» WORK ITEM:
Tally the lines below that contain "have". The number is the whole answer.

» INFORMATION SUPPLIED:
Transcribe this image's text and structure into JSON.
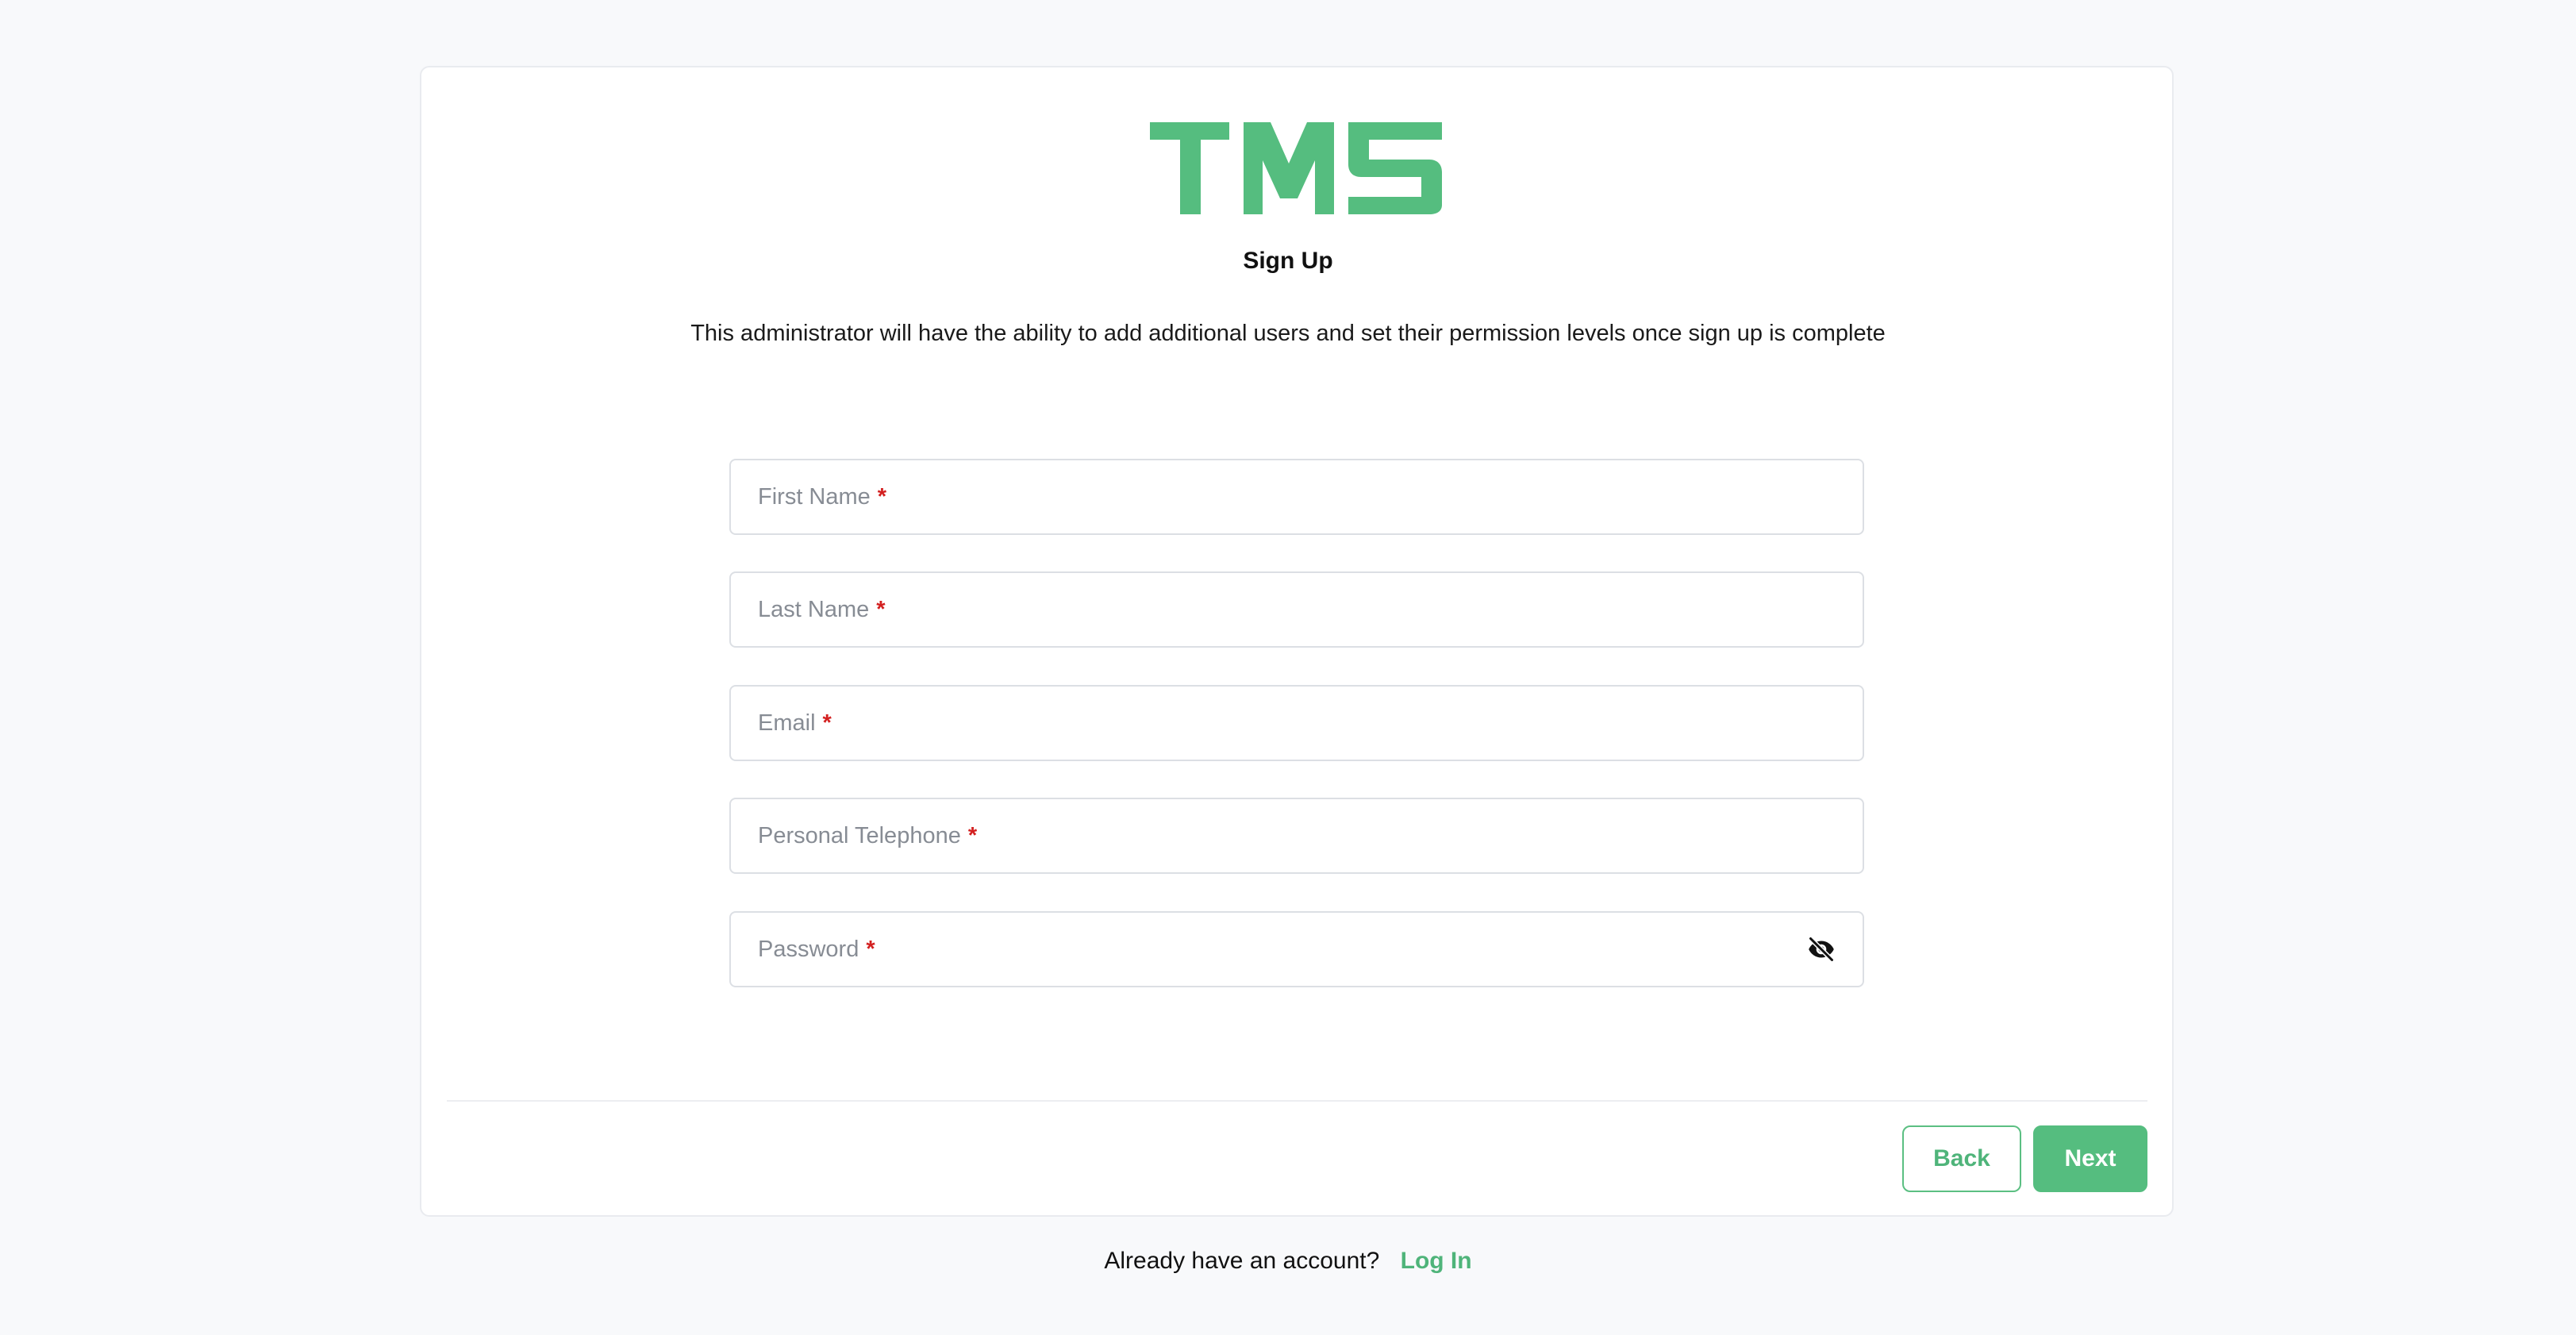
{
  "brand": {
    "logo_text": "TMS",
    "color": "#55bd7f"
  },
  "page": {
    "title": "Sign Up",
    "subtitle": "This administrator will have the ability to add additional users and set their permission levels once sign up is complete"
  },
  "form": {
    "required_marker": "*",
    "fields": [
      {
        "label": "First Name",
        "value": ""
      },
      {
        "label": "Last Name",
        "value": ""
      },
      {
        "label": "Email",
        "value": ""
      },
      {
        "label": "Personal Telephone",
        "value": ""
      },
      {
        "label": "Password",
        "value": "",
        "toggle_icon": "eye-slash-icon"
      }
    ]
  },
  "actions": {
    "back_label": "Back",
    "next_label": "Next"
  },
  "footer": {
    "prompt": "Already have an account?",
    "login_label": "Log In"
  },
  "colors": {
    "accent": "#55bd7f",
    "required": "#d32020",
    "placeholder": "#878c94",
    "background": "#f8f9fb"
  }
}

» EXERCISE OUTPUT:
2